    Global shipping lost over US$ 11 billion during the first nine months of last year. The container shipping line market declined by around 50 per cent due to the sharp drop in Europe trade volumes. Dr. Dissanayake said Europe is a large market and a drop in trade has adverse effects on the container Cargo market. The top 10 carriers faced a 15 per cent drop in Cargo during the first nine months of 2009 compared to the corresponding period of 2008.

    A drop in lifting to USA implies a decline in vessel utilisation, a dangerous trend that will prevail up to 2011 , he said.

  • 20 Feb 2010 21:08:44 GMT

    Colombo can maintain hub status - CASA

    [The global downturn has had a significant impact on shipping worldwide. In fact now about 12 percent of the global fleet is idle that means 1.5 million TEUs are idle.

    The end the war will help in reducing the cost for owners in due course with the removal of the ability of insurance companies to levy additional premium when calling Colombo, Ceylon Ship Agents Association (CASA) Chairman Nimal Ranchigoda told the Daily News Business.

    Regarding the competition the country faces, Sri Lanka s position is similar to that of Hong Kong to China. The more China grows the more Hong Kong grows.

    There is enormous potential for growth in India and Colombo stands to benefit by such growth. The Indian and Sri Lankan ports are complementary of each other and not competitive against each other.

    Right now the ISC handles about 13 million TEUs and it is expected these volumes will double in a few years. Therefore, there is room for both Indian ports and Sri Lankan ports to grow and serve the trade. Thus Colombo will continue to have its role as a hub / relay port to play, he said.

    Due to the global downturn, slow steaming to conserve fuel and the general decline in trade the urgency for deeper draught berths to handle very large container carriers of today is not pressing.

    However, we should have had at least one terminal of the new Colombo port expansion project in place by now in the light of the number of large container vessels already in service and in order to stress our strengths as a regional hub port facilitating the movement of containers in the ISC region.]

  • 20 Feb 2010 21:09:33 GMT

    [Some pressing needs of the shipping industry particularly in the area of ships husbanding, bunkering and ship repairs should be met soon with the development of the Hambantota port while in the long term facilities for container handling can also be envisaged.

    There must be a greater impetus for exports, new markets and new production should receive priority if we are to strengthen the economy.

    Facilities for vessel husbanding, repairs, casualties, adequacy of spares, are in short supply. Travel time between the airport and ports have to be reduced. Rail transport should be promoted. Coastal shipping has vast potential. Inland container depots in the industrial zones will be required to ease congestion and streamline marshalling of exports and imports.

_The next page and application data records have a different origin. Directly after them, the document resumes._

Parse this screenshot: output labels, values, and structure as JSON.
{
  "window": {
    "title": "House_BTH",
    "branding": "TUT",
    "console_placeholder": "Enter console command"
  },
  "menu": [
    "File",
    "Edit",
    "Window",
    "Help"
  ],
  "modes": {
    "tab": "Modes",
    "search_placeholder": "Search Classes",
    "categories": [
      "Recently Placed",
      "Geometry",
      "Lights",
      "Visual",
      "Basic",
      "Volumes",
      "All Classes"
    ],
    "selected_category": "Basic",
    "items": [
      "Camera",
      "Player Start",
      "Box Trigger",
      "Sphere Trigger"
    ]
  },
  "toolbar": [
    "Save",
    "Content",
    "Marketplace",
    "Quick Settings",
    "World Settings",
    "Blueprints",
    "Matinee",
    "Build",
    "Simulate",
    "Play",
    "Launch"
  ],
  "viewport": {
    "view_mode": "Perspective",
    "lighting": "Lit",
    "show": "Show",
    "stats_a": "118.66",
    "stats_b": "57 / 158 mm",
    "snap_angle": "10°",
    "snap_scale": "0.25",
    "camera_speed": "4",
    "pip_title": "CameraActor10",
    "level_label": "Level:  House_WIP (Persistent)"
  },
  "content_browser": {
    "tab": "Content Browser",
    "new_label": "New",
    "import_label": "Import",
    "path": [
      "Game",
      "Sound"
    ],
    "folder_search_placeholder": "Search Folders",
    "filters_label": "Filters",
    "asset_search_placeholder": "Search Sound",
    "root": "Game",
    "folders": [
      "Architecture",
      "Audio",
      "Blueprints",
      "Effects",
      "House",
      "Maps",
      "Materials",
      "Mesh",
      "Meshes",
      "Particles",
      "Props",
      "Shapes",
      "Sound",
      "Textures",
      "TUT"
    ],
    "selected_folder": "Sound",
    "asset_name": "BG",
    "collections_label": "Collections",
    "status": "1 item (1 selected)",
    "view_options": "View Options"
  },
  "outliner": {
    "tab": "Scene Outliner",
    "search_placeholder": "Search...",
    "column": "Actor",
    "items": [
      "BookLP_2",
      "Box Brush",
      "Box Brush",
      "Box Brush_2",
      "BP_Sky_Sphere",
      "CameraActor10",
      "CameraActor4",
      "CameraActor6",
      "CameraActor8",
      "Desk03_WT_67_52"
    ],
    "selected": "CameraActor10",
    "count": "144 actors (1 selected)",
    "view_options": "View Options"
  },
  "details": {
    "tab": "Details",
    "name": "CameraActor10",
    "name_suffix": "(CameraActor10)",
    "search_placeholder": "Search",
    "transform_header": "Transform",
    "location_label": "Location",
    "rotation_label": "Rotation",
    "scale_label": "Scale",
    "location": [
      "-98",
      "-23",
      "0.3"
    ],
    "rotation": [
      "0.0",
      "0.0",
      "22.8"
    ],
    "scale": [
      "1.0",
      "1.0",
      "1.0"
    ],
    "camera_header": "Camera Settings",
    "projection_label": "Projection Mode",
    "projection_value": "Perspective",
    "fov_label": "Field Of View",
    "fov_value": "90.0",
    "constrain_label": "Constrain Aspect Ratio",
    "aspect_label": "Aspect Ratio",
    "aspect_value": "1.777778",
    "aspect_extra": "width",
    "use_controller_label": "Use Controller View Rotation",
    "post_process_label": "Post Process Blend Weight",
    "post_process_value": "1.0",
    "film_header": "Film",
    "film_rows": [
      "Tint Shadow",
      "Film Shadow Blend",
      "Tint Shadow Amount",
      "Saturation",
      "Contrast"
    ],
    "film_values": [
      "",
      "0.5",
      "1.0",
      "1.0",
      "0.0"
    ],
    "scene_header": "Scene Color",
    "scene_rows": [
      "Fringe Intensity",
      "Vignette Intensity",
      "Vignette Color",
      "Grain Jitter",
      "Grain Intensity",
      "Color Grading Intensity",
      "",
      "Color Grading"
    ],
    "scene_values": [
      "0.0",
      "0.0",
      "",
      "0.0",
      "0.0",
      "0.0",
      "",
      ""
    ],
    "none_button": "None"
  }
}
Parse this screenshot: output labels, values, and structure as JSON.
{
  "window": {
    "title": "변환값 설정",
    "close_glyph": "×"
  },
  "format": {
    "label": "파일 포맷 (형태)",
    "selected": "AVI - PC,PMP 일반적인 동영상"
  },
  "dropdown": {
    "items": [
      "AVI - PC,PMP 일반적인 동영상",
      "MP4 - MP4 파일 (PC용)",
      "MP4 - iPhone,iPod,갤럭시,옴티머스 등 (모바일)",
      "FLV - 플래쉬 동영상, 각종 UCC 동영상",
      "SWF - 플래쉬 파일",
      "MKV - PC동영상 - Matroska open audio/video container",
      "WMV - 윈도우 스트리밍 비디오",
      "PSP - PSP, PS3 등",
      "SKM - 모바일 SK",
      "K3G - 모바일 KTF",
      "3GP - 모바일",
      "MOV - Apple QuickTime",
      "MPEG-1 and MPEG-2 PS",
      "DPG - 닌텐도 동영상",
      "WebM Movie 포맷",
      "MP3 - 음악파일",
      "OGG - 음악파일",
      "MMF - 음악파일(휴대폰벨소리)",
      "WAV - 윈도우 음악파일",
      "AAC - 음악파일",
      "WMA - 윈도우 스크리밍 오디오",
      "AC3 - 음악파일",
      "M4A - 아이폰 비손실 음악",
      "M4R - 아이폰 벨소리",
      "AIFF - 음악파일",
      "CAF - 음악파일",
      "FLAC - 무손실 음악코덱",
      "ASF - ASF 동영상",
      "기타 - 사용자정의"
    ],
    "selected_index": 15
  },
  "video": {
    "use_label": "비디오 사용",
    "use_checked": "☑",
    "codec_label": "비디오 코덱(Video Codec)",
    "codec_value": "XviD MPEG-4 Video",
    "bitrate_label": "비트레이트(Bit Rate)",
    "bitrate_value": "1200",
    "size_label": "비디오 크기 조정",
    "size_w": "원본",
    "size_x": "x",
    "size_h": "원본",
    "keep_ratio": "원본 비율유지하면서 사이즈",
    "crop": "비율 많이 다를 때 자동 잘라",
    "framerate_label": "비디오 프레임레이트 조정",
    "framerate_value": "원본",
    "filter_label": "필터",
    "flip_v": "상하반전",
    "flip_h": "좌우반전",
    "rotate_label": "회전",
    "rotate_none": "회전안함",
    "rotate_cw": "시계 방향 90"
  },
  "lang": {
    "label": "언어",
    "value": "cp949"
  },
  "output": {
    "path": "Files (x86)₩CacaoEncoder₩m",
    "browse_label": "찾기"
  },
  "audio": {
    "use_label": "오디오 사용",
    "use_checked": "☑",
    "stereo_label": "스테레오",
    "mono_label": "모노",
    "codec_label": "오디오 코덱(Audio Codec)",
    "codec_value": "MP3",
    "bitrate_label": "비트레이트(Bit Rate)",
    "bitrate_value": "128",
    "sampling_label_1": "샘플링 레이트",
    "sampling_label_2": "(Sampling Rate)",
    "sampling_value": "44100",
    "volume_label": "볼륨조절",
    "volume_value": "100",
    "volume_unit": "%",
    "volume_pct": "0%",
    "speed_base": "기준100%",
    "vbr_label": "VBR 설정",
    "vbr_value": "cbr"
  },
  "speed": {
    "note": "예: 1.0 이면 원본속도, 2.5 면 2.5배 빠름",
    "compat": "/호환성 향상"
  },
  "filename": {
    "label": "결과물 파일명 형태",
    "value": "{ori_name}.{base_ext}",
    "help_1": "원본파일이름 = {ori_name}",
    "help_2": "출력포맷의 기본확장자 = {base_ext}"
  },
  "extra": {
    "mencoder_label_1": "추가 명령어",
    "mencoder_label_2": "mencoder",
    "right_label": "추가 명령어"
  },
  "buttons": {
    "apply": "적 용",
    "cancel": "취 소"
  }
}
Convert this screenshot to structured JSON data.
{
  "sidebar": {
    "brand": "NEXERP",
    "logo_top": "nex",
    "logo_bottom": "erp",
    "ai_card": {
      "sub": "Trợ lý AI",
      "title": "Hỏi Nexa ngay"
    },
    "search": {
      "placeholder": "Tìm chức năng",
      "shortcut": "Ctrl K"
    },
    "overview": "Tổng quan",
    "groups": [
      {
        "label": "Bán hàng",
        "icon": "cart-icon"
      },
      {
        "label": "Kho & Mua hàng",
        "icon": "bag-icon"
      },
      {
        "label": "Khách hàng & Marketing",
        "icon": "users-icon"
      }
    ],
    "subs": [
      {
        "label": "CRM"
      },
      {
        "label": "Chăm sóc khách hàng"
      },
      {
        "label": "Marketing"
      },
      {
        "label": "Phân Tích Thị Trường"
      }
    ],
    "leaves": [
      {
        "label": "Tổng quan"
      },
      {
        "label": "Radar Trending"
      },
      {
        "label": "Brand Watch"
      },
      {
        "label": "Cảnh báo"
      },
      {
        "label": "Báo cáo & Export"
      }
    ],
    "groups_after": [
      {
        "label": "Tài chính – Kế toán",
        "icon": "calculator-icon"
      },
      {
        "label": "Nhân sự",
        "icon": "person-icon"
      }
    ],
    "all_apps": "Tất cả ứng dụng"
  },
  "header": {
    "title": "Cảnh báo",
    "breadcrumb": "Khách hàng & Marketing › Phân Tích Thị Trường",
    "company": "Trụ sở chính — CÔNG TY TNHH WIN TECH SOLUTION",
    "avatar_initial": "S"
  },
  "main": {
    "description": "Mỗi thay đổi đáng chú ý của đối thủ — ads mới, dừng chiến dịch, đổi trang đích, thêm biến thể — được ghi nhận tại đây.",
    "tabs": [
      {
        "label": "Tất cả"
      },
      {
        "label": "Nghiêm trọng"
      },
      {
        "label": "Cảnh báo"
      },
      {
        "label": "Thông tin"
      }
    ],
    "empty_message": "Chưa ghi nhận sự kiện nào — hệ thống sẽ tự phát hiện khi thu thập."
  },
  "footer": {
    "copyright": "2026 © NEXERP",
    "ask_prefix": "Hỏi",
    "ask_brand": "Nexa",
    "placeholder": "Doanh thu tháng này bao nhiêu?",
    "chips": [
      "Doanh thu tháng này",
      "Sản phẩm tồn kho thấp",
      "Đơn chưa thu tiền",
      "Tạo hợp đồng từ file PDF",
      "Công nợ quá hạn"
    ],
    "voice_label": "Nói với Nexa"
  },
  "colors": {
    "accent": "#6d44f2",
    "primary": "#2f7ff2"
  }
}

    Ferry services around Sri Lanka as well as from Sri Lanka to other ISC destinations to promote tourism and trade should be launched.

    The implementation of Electronic Data Interchange (EDI) and E-Commerce for all stakeholders in the industry to eliminate the need to visit various Government organizations like Sri Lanka Ports Authority and Sri Lanka Customs and other organizations should also be expedited.

    Sri Lanka stands to benefit from the enormous trade and movement of cargo from the powerhouses of India and China since it is believed that 40 percent of world trade would be contributed by Asia.

    We should strive in delivering world class services not only in port handling functions but also in other ancillary services which will feature Sri Lanka as a regional shipping/maritime centre rather than just a hub or relay port. The necessary infrastructure and business climate should also be made available, CASA Chairman said.]